Each record below must be reproduced exactly as it reads, with its images omitted.

§

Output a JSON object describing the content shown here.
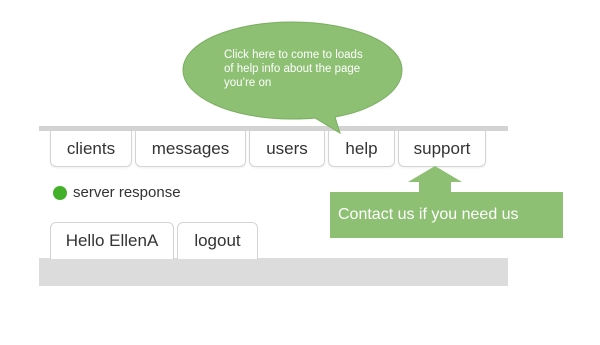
{
  "nav": {
    "tabs": [
      {
        "label": "clients"
      },
      {
        "label": "messages"
      },
      {
        "label": "users"
      },
      {
        "label": "help"
      },
      {
        "label": "support"
      }
    ]
  },
  "status": {
    "label": "server response",
    "color": "#43b02a"
  },
  "user": {
    "greeting": "Hello EllenA",
    "logout_label": "logout"
  },
  "callouts": {
    "help_bubble": "Click here to come to loads of help info about the page you’re on",
    "support_arrow": "Contact us if you need us",
    "color": "#8dc073"
  }
}
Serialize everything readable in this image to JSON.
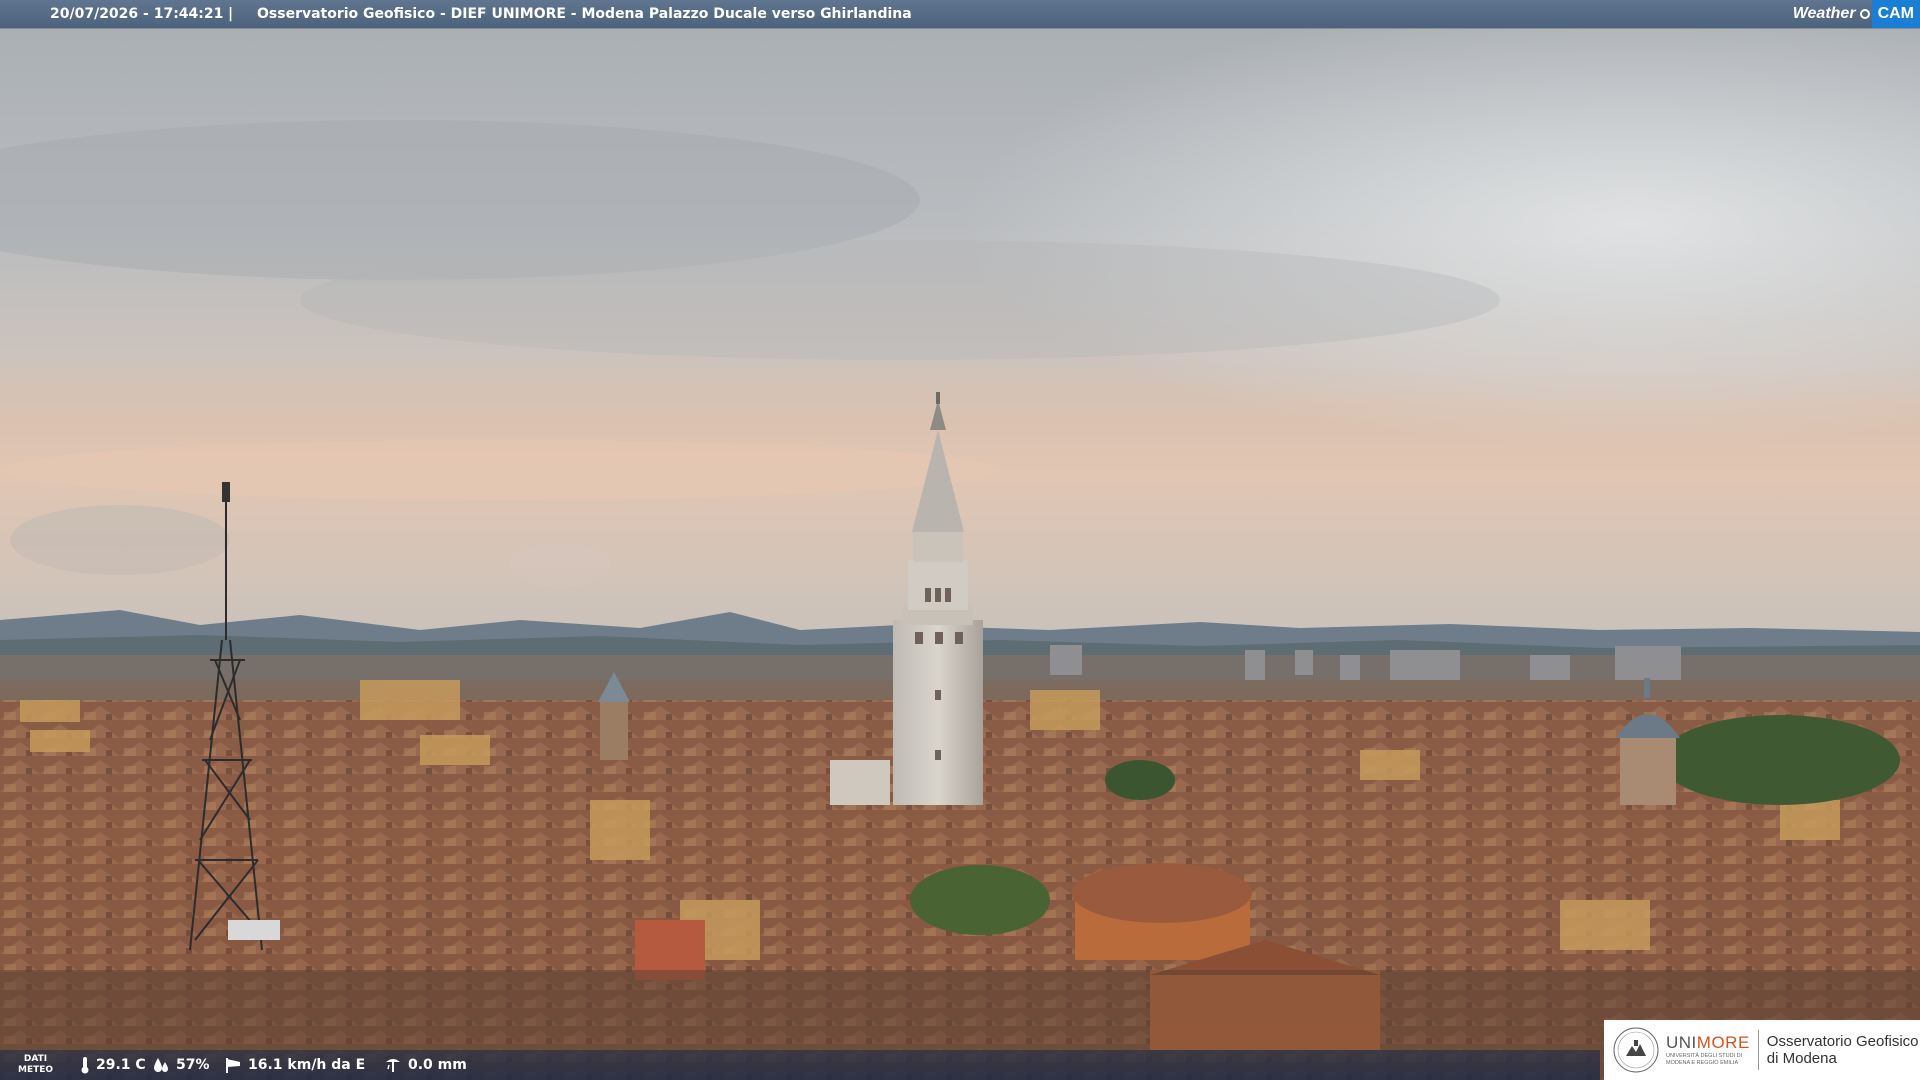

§

> [Answer section]
Output a JSON object describing the content shown here.
{
  "nav": {
    "tabs": [
      {
        "label": "clients"
      },
      {
        "label": "messages"
      },
      {
        "label": "users"
      },
      {
        "label": "help"
      },
      {
        "label": "support"
      }
    ]
  },
  "status": {
    "label": "server response",
    "color": "#43b02a"
  },
  "user": {
    "greeting": "Hello EllenA",
    "logout_label": "logout"
  },
  "callouts": {
    "help_bubble": "Click here to come to loads of help info about the page you’re on",
    "support_arrow": "Contact us if you need us",
    "color": "#8dc073"
  }
}
Serialize everything readable in this image to JSON.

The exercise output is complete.